DATASET RECORDS: Begin

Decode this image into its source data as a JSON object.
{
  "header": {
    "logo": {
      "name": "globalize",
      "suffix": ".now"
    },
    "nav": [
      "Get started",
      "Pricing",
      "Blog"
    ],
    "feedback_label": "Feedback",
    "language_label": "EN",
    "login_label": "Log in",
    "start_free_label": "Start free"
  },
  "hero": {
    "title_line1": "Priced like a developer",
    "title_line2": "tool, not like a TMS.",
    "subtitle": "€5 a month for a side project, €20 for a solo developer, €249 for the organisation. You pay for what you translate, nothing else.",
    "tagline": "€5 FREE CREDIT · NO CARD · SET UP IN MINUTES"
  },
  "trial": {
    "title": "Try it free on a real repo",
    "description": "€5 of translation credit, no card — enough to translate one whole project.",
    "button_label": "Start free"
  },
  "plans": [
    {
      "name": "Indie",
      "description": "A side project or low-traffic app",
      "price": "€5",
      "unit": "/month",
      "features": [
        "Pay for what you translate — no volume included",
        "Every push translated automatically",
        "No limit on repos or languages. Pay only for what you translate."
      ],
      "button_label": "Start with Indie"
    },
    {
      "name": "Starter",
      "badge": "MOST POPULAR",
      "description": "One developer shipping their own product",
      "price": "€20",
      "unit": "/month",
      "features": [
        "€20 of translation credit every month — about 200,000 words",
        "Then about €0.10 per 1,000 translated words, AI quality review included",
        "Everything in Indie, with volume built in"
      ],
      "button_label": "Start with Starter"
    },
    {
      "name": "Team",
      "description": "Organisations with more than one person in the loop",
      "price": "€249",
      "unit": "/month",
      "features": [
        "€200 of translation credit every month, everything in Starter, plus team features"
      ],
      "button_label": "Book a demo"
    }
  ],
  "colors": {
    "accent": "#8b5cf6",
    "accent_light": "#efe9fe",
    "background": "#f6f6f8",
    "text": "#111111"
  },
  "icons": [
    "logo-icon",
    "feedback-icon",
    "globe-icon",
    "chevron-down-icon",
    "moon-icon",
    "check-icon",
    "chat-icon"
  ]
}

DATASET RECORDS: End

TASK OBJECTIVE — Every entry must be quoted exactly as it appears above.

RESULT OF THIS TASK —
Decode this image into its source data as a JSON object.
{
  "header": {
    "logo": {
      "name": "globalize",
      "suffix": ".now"
    },
    "nav": [
      "Get started",
      "Pricing",
      "Blog"
    ],
    "feedback_label": "Feedback",
    "language_label": "EN",
    "login_label": "Log in",
    "start_free_label": "Start free"
  },
  "hero": {
    "title_line1": "Priced like a developer",
    "title_line2": "tool, not like a TMS.",
    "subtitle": "€5 a month for a side project, €20 for a solo developer, €249 for the organisation. You pay for what you translate, nothing else.",
    "tagline": "€5 FREE CREDIT · NO CARD · SET UP IN MINUTES"
  },
  "trial": {
    "title": "Try it free on a real repo",
    "description": "€5 of translation credit, no card — enough to translate one whole project.",
    "button_label": "Start free"
  },
  "plans": [
    {
      "name": "Indie",
      "description": "A side project or low-traffic app",
      "price": "€5",
      "unit": "/month",
      "features": [
        "Pay for what you translate — no volume included",
        "Every push translated automatically",
        "No limit on repos or languages. Pay only for what you translate."
      ],
      "button_label": "Start with Indie"
    },
    {
      "name": "Starter",
      "badge": "MOST POPULAR",
      "description": "One developer shipping their own product",
      "price": "€20",
      "unit": "/month",
      "features": [
        "€20 of translation credit every month — about 200,000 words",
        "Then about €0.10 per 1,000 translated words, AI quality review included",
        "Everything in Indie, with volume built in"
      ],
      "button_label": "Start with Starter"
    },
    {
      "name": "Team",
      "description": "Organisations with more than one person in the loop",
      "price": "€249",
      "unit": "/month",
      "features": [
        "€200 of translation credit every month, everything in Starter, plus team features"
      ],
      "button_label": "Book a demo"
    }
  ],
  "colors": {
    "accent": "#8b5cf6",
    "accent_light": "#efe9fe",
    "background": "#f6f6f8",
    "text": "#111111"
  },
  "icons": [
    "logo-icon",
    "feedback-icon",
    "globe-icon",
    "chevron-down-icon",
    "moon-icon",
    "check-icon",
    "chat-icon"
  ]
}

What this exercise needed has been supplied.